WUHAN – The coronavirus most likely first appeared in humans after jumping from an animal, a team of international and Chinese scientists looking for the origins of COVID-19 said Tuesday, saying an alternate theory that the virus leaked from a Chinese lab was unlikely.

A closely watched visit by World Health Organization experts to Wuhan — the Chinese city where the first coronavirus cases were discovered — did not dramatically change the current understanding of the early days of the pandemic, said Peter Ben Embarek, the leader of the WHO mission.

But it did “add details to that story,” he said at a news conference as the group wrapped up a four-week visit to the city.

And it allowed the joint Chinese-WHO team to further explore the lab leak theory — which former U.S. President Donald Trump and officials from his administration had put forward without evidence — and decide it was unlikely. The Wuhan Institute of Virology is home to many different virus samples, leading to allegations that it may have been the source of the original outbreak, whether on purpose or accidentally.

Embarek, a WHO food safety and animal disease expert, said experts now consider the possibility of such a leak so improbable that it will not be suggested as an avenue of future study. But another team member, Danish scientist Thea Koelsen Fischer, told reporters that team members could not rule out the possibility of further investigation and new leads.

China had already strongly rejected the possibility of a leak and has promoted other theories.
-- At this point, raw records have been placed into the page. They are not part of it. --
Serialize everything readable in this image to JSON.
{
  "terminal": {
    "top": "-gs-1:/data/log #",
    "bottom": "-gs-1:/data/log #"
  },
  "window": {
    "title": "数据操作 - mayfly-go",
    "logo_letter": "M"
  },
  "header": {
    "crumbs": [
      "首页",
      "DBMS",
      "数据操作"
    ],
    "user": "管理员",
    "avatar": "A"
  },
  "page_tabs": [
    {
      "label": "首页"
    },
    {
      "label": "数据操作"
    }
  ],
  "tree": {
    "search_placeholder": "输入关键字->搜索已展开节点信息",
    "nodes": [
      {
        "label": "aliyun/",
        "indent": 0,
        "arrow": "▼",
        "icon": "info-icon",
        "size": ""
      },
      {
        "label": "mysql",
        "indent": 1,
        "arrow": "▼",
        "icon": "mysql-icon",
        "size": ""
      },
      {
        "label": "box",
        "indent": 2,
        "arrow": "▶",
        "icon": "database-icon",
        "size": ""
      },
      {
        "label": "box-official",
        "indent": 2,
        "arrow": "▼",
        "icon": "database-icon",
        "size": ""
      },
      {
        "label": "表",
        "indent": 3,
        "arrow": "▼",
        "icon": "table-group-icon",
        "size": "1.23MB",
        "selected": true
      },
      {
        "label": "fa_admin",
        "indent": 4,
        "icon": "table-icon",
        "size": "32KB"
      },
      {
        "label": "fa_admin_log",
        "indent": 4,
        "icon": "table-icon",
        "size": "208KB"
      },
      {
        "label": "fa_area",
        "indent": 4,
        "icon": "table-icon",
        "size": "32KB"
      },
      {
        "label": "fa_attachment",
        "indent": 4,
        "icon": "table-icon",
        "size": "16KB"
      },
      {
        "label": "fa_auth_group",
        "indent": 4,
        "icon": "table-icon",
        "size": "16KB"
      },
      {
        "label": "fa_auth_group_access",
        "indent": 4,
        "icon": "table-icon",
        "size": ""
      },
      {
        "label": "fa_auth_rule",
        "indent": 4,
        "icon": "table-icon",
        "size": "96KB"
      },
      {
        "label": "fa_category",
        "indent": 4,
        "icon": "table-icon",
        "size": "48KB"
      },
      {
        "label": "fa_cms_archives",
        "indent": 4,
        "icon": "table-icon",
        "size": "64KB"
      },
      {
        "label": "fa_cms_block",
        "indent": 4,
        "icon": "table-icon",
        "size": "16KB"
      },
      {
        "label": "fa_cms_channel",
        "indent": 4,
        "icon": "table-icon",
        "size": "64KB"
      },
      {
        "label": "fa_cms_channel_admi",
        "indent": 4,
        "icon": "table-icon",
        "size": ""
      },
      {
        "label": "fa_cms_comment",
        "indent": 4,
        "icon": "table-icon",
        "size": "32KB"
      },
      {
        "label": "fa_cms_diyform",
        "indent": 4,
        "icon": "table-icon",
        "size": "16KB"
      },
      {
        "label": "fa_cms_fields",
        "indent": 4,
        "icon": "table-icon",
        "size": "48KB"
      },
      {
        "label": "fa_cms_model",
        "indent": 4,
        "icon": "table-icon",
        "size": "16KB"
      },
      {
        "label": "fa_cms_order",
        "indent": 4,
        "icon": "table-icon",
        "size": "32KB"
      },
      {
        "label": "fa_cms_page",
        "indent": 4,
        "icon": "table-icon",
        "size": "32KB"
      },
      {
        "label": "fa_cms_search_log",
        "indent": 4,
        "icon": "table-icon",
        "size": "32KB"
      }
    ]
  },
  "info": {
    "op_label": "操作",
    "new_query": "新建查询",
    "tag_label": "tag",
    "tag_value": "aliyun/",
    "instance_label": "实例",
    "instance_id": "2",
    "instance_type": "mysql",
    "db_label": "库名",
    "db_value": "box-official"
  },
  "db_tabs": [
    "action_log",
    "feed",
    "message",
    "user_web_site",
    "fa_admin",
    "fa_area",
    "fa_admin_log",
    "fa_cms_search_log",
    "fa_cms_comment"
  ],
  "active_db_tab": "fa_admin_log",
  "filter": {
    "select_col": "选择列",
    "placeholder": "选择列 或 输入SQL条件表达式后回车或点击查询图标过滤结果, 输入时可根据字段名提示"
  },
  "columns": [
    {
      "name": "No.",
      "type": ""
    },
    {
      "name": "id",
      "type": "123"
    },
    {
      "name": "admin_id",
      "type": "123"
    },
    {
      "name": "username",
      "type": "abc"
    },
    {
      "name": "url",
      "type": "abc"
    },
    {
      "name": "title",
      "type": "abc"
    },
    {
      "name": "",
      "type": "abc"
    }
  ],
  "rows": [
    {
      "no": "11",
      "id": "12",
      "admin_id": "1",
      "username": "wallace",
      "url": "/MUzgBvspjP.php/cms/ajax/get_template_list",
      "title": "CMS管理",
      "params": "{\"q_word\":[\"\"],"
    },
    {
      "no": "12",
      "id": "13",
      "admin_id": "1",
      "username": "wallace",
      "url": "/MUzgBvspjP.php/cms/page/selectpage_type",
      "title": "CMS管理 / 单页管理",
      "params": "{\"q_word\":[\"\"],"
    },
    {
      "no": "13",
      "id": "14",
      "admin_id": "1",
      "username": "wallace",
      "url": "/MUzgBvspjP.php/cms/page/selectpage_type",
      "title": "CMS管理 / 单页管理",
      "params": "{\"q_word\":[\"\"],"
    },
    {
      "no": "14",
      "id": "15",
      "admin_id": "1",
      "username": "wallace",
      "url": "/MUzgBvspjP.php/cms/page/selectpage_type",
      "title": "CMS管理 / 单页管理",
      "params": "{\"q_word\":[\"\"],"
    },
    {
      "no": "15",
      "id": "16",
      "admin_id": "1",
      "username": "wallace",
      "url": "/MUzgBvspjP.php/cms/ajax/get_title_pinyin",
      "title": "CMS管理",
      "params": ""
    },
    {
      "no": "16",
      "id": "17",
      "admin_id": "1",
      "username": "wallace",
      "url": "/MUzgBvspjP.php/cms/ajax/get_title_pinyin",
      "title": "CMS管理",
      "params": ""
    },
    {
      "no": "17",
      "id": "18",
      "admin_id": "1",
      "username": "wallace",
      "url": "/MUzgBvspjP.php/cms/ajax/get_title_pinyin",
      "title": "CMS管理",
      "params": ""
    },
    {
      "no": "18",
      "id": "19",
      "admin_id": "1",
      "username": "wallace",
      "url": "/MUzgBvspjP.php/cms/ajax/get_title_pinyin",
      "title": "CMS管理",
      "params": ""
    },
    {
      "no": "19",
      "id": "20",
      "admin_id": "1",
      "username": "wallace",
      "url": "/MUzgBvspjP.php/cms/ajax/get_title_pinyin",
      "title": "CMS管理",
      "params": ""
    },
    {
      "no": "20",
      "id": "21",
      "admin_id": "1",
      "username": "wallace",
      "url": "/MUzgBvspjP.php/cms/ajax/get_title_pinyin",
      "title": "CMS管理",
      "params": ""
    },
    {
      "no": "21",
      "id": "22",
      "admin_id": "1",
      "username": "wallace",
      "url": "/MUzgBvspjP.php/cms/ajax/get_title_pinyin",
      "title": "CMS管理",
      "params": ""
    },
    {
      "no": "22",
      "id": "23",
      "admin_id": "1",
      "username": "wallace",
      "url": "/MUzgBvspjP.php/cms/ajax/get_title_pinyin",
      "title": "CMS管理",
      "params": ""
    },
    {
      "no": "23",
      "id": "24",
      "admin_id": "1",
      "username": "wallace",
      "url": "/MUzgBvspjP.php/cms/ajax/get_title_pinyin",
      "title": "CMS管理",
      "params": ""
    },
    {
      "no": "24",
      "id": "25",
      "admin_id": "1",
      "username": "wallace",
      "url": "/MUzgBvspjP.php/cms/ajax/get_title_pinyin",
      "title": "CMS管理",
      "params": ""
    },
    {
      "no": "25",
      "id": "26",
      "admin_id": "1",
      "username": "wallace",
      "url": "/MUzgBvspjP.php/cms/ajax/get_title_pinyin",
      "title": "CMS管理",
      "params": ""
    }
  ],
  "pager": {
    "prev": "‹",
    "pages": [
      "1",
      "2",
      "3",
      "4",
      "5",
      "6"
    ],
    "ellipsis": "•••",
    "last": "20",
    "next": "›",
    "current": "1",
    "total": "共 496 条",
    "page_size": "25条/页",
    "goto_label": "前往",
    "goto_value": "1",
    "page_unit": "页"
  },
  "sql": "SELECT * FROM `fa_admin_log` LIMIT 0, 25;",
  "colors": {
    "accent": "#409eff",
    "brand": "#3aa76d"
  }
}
The Chinese and foreign experts considered several ideas for how the disease first ended up in humans, leading to a pandemic that has now killed more than 2.3 million people worldwide.

Embarek said the initial findings suggest the most likely pathway the virus followed was from a bat to another animal and then to humans, adding that would require further research.

“The findings suggest that the laboratory incidents hypothesis is extremely unlikely to explain the introduction of the virus to the human population," he said.